So what did we spend the (imaginary) money on, I hear you ask, desultorily, because, let’s face it, no-one really cares about the financial woes of people who have the highest standard of living ON EARTH. Oh, pish. You want to know.
Well, it all started with a dog. This one. (Isn’t she the cutest little thing you ever saw!!!)
It’s all her fault. We decided we needed to have a dog to complement and complete our family. Which meant we needed to do something about the fence situation. Which meant that we had to spend a squillion dollars on a new fence. During my fallow period where I’m not earning a sou or brass razoo. So we’re now dealing with the excitement that follows a rash, impulse purchase situation, and very little spare money with which to fund such a purchase. Factor in Christmas, 2 sets of school fees, a new sofa bed, anniversary dinner and overnight fancy shmancy hotel stay, an unexpected school uniform purchase, new glasses, ASIC and accountant fees, rates, electricity, phone and water bills, dog crate and the like, and you’ll see why I went into financial meltdown today.
Fence building in and of itself is not a very hard business. You see a fence line, you build a fence. Simple, right? Wrong. You have to CLEAR the fence line first. You then have to clear the site of the detritus you collected. So alongside paying the fence dude, you also have to pay the back hoe dude, the skip dude, and even the tree lopper dude if you have annoying, pesky trees in the way. Every dude costs money, even if the cost of the skip and back hoe dudes have been factored into the fence costs. Because one always finds ways to increase one’s requirements. Such as clearing the back yard. Or replacing some rotten battens on the side of the house. Or taking away the annoying concrete garden beds. Or removing a dozen dangerous pest trees. Or just deciding that, really, one loves a moonscape in the back yard and one must repeat same in the front. SIGH.
So here are some pictures of the house before and after fence and tree loppers have been through, and before the front fence is finished. This is the small fortune we’ve spent for our lovely, verdant yard to go from this:

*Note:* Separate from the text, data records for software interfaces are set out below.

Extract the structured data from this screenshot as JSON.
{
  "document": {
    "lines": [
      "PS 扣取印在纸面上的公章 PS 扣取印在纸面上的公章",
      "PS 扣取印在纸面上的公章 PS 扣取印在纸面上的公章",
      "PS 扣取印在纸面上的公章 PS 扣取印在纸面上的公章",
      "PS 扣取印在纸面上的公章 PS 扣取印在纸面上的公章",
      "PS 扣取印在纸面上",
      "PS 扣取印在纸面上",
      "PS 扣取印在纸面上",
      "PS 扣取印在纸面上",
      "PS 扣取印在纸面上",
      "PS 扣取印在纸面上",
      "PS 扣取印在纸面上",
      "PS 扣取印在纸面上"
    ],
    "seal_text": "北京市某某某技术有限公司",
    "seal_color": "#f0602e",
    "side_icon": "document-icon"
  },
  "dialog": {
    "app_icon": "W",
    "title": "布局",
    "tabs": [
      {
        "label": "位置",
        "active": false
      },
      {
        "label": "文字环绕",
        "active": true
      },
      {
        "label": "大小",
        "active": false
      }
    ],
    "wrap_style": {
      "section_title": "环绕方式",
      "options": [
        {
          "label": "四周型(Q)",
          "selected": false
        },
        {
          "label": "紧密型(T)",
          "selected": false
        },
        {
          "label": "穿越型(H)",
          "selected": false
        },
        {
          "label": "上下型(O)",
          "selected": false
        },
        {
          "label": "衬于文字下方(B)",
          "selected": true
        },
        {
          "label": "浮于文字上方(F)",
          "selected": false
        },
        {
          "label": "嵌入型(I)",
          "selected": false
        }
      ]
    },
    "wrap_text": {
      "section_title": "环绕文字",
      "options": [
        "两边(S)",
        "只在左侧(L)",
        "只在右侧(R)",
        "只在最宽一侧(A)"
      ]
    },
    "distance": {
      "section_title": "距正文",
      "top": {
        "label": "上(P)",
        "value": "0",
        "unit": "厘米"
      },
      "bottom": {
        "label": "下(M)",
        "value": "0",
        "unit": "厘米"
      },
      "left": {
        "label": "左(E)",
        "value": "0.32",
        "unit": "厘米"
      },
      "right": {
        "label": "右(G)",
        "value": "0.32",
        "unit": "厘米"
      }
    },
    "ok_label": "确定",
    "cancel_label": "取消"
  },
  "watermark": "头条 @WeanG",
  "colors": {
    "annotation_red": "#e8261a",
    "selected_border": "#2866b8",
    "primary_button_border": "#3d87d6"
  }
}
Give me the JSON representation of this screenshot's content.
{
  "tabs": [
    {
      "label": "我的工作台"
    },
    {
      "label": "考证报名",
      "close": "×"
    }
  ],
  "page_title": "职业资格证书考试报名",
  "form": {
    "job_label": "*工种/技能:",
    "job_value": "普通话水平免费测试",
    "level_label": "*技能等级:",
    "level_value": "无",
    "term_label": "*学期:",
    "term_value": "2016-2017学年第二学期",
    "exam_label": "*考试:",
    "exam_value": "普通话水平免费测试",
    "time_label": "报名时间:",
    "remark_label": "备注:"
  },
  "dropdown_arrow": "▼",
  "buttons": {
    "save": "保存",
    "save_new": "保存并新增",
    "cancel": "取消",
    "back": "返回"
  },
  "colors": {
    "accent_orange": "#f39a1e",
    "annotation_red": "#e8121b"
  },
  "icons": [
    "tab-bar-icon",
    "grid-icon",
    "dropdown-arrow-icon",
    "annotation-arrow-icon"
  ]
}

Erp. And the back looks even more moonscaped. Money, it appears, buys destruction to living things. Even though these living things include camphor laurel and chinese elm trees, 2 of the most pernicious and annoying trees on the planet. It is said that camphor laurel is a good tree to grow and regenerate desert.